* MATERIAL TO PROCESS

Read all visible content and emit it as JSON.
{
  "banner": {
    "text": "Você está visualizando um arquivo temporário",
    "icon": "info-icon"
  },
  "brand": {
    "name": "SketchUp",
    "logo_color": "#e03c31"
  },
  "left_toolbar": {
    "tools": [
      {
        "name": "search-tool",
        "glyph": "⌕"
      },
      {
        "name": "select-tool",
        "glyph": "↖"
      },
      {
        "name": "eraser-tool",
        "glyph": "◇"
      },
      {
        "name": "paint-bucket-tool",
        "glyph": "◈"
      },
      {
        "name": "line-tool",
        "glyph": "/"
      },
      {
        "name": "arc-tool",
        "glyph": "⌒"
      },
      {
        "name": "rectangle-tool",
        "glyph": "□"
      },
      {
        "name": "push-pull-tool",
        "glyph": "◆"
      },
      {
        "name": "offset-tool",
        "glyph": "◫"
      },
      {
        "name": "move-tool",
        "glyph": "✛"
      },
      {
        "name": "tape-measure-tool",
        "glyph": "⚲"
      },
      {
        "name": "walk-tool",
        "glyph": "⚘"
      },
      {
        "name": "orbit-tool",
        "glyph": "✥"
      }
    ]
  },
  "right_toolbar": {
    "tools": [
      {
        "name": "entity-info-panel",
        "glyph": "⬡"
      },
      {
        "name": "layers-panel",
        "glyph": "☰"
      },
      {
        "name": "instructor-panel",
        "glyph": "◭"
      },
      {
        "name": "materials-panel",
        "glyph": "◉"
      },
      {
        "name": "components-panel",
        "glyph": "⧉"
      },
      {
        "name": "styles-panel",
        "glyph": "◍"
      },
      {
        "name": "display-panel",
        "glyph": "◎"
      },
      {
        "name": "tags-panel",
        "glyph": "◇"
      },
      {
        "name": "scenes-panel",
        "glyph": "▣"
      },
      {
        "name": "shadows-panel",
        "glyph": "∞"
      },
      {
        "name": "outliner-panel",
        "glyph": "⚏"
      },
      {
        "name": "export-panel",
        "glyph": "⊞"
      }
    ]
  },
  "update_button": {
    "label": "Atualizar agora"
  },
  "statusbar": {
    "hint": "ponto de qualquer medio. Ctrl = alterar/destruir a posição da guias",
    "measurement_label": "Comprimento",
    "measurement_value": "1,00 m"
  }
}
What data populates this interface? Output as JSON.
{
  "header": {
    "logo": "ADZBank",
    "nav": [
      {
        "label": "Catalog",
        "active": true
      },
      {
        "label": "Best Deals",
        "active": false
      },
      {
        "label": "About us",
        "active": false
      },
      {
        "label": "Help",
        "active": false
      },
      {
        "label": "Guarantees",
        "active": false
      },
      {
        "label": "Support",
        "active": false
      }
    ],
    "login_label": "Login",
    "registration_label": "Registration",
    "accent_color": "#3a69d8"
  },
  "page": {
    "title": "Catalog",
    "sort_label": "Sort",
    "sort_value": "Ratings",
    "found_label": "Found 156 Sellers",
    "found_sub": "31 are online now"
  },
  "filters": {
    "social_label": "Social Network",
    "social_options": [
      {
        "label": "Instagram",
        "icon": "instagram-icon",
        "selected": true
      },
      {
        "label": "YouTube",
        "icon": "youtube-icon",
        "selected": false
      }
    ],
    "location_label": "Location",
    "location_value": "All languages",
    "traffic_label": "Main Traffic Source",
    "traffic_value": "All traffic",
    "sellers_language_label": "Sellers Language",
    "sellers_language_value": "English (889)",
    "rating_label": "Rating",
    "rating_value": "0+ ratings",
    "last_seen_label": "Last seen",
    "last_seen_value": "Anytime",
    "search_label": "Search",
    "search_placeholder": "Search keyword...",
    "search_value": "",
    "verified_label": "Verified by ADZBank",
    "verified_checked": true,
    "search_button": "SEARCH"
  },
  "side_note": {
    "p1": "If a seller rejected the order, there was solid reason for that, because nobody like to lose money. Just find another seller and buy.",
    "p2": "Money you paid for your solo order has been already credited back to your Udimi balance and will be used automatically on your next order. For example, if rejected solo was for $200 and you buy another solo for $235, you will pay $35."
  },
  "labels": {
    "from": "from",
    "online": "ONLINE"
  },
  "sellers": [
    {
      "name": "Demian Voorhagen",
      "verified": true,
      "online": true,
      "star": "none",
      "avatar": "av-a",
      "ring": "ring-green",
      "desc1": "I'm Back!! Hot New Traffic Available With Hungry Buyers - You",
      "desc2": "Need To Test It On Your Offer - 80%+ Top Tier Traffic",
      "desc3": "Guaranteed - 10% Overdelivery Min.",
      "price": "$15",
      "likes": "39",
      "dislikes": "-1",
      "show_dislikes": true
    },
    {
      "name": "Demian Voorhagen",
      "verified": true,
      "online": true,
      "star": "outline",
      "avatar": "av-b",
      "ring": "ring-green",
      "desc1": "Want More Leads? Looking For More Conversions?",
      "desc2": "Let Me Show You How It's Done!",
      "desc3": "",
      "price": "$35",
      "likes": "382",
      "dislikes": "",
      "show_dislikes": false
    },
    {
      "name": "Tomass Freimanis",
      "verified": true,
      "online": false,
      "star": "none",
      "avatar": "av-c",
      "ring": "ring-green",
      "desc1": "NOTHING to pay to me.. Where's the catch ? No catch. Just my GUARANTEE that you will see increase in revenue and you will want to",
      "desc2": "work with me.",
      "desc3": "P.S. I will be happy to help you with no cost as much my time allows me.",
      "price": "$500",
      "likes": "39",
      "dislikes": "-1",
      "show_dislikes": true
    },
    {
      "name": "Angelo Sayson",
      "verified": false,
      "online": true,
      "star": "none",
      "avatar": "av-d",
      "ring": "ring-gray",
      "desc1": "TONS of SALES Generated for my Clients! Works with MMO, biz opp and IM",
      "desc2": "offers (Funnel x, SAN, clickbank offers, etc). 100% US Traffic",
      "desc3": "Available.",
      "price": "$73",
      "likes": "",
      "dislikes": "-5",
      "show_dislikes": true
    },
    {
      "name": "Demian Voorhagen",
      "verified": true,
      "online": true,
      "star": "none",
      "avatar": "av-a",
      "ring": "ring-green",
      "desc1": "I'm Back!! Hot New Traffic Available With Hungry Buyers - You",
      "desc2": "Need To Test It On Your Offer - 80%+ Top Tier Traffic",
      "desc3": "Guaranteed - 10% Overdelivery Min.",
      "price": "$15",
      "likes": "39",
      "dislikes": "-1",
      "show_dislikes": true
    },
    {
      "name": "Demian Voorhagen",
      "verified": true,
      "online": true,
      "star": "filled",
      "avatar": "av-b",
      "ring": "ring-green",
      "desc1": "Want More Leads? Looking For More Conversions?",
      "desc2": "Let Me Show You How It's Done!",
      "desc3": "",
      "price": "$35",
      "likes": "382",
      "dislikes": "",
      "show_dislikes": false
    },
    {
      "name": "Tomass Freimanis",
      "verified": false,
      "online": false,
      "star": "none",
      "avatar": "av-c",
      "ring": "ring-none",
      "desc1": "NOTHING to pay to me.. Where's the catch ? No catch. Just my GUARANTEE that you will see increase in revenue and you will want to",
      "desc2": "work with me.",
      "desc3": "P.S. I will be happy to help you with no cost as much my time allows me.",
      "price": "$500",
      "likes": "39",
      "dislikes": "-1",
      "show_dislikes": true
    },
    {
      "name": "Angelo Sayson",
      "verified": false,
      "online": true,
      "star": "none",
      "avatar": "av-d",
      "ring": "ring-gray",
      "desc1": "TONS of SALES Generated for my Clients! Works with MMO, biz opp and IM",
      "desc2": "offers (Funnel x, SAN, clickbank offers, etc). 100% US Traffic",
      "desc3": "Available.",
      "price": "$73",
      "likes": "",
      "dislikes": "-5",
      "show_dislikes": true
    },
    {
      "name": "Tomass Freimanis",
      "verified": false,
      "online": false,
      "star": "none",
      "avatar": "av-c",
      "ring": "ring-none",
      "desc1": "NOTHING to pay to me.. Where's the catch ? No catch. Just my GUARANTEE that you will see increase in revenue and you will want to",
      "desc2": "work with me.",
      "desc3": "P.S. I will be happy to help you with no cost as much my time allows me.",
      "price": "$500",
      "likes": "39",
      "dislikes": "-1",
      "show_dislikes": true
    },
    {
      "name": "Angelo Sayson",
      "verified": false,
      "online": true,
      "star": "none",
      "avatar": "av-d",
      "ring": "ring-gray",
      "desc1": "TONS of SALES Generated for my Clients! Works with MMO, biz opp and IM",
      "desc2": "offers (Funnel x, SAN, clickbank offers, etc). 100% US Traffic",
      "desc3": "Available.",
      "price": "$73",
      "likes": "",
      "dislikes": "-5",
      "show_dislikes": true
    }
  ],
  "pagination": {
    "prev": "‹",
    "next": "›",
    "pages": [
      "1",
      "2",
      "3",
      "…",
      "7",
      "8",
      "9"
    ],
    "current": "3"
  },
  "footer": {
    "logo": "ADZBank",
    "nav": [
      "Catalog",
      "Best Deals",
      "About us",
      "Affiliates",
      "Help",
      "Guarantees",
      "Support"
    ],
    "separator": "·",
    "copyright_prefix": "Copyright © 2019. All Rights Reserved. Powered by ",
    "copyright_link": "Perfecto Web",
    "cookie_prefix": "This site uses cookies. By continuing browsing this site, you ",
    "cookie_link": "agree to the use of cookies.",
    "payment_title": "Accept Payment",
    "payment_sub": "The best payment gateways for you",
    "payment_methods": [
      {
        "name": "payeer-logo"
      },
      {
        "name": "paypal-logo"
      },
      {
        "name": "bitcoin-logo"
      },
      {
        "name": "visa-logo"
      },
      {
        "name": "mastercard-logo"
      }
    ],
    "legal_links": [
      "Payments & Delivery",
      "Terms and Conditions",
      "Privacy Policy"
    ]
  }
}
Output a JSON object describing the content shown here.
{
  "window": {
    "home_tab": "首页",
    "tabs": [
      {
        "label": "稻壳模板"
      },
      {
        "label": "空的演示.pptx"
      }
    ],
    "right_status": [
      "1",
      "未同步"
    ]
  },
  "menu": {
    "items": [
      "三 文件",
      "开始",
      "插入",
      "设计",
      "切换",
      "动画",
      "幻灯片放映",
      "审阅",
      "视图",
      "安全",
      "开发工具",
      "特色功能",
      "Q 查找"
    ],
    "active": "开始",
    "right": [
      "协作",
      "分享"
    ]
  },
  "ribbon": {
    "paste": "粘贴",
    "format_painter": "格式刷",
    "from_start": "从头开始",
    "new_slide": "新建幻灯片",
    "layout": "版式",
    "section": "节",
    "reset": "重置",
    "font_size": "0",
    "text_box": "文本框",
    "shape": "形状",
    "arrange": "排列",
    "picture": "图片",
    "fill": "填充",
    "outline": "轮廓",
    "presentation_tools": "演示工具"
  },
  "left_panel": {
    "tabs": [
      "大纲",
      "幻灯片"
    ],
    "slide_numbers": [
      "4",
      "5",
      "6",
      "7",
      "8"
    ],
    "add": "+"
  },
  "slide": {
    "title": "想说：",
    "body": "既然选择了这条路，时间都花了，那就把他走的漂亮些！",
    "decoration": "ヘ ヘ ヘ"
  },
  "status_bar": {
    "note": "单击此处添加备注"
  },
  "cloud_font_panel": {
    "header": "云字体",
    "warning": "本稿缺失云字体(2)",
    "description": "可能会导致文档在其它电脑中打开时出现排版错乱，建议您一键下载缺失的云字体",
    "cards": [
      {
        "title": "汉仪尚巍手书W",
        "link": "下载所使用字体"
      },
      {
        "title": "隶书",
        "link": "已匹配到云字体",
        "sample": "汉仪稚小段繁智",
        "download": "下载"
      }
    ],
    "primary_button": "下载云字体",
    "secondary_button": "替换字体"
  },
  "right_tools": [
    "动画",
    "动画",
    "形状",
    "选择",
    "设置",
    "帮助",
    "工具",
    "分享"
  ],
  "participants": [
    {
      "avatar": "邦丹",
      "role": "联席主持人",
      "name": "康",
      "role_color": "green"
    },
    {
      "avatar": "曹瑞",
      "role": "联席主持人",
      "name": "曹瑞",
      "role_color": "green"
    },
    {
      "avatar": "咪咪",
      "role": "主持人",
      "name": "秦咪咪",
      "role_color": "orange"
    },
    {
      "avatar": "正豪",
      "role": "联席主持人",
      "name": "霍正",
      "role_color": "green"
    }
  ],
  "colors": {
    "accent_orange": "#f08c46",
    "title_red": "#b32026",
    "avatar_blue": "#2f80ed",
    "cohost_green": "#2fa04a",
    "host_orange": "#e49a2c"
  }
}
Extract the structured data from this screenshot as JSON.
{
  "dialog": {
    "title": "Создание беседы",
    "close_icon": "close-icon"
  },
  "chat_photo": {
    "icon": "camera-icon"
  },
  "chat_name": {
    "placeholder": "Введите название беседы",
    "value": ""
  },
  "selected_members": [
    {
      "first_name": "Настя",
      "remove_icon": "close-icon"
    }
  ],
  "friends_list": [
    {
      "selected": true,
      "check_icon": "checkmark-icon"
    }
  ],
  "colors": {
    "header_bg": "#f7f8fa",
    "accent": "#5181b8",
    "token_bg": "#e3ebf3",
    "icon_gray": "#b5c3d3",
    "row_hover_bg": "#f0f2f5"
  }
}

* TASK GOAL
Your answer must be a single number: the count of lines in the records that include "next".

* RESULT
2